Deleting unneeded files will help improve the performance of your system, but there is another step you should take that will make additional improvements. Reorganize your files. When files are written to storage, the system determines where to put the data, and the bytes get spread out across the storage sectors for data load balancing. As records are deleted, empty spaces are left behind on the disk. File reorganization moves the data around in your storage pool and fills in the gaps, moving the empty space to the end of the file where it can be reclaimed and given back to the system. Reorganization is particularly valuable for files that contain a lot of deleted records or are regularly updated.


You used to have downtime to reorganize files, but downtime for file reorganization is increasingly a luxury in today’s 24x7x365 world. To be able to reorganize while still providing near constant availability, IBM added Reorganization while active capabilities to the Reorganize Physical File Member (RGZPFM) command. You need to use journaling to reorganize an active file. Reorg while active allows the system to use the journals to capture the changes the users are making and to process them as the data is being reorganized. In the past, this feature was sold by 3rd party vendors. Now you get it for free with your IBM i.

#4: Clearing Logs

If you’ve ever looked at the QSYSOPR message queue than you know how many messages are generated on the IBM i. Messages and system logs are helpful when trouble shooting. But, keeping those messages and log files can affect performance. A normal part of IBM i System Administration is to clear logs on a regular basis.


Not only is it important to review and clear logs to keep the system performing better, it also helps to clear system messages so that important issues don’t get lost. If an Administrator needs to review pages of messages to find issues, it’s easy to miss something. By keeping logs and message queues clean, it’s easier to find the real problems when they happen. Reviewing logs and message queues for pending issues is another area where IBM i monitoring programs like SEA’s absMessage come in handy. Your monitoring package can examine your message queues and logs for you, and then alert you when it sees any unusual situations you told it to monitor for. Monitoring packages can also look for other issues, including the state of your hardware, disk utilization, CPU utilization, and other unusual situations that can indicate application or data errors.

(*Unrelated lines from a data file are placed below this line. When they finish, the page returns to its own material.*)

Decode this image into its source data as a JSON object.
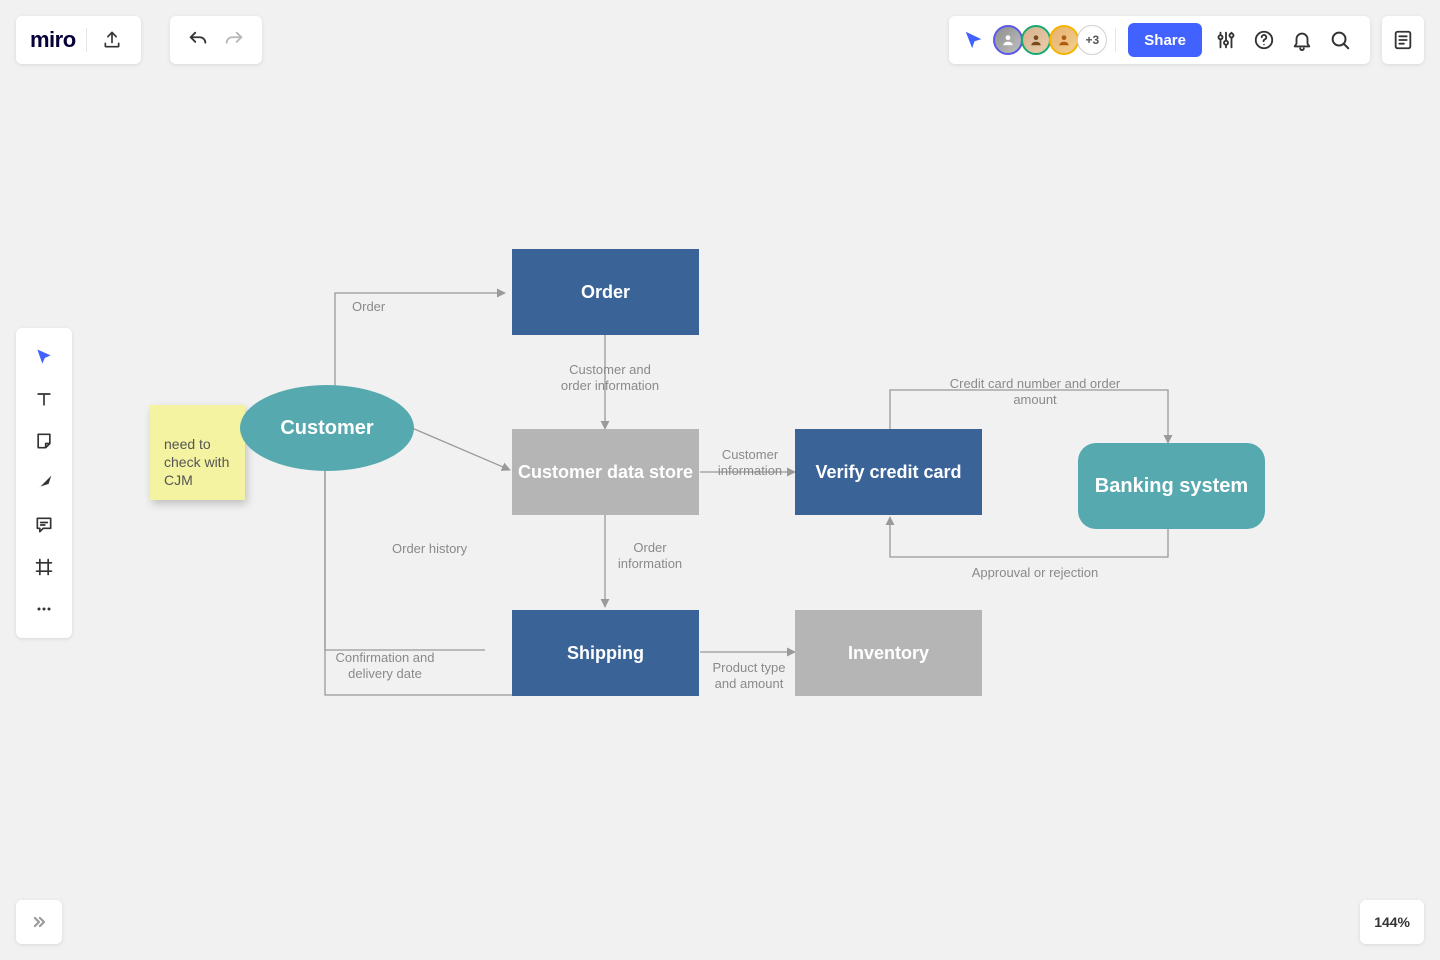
{
  "app": {
    "logo_text": "miro"
  },
  "header": {
    "share_label": "Share",
    "more_avatars": "+3"
  },
  "toolbar": {
    "tools": [
      "select",
      "text",
      "sticky",
      "arrow",
      "comment",
      "frame",
      "more"
    ]
  },
  "zoom": {
    "label": "144%"
  },
  "sticky": {
    "text": "need to check with CJM"
  },
  "nodes": {
    "customer": "Customer",
    "order": "Order",
    "customer_data_store": "Customer data store",
    "verify_credit_card": "Verify credit card",
    "banking_system": "Banking system",
    "shipping": "Shipping",
    "inventory": "Inventory"
  },
  "edges": {
    "e1": "Order",
    "e2": "Customer and order information",
    "e3": "Customer information",
    "e4": "Credit card number and order amount",
    "e5": "Approuval or rejection",
    "e6": "Order information",
    "e7": "Order history",
    "e8": "Confirmation and delivery date",
    "e9": "Product type and amount"
  }
}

It’s important to find a balance between meeting audit requirements and having too much data. Finding a sweet spot will help improve the performance of your system and reduce the costs.

#5: Don’t forget the IFS

Companies sometimes forget to clean up their IFS files. The IFS can support a lot of file types and as a result there is a lot of data that gets stored here. For example, email and fax packages can leave a lot of work files that can fill IFS storage, if they’re not regularly maintained. It’s just as important to keep your IFS lean as it is your traditional IBM i libraries and files. Just like your traditional IBM i objects, there are often excess files that you can delete to help keep the system running smoothly.


Keeping your system running smoothly also requires that you monitor what is happening and use IBM’s utilities to clean house,. SEA offers solutions that can help alert you to storage issues before they affect your users. Feel free to contact us at SEA for more information on reclaiming storage space to increase performance.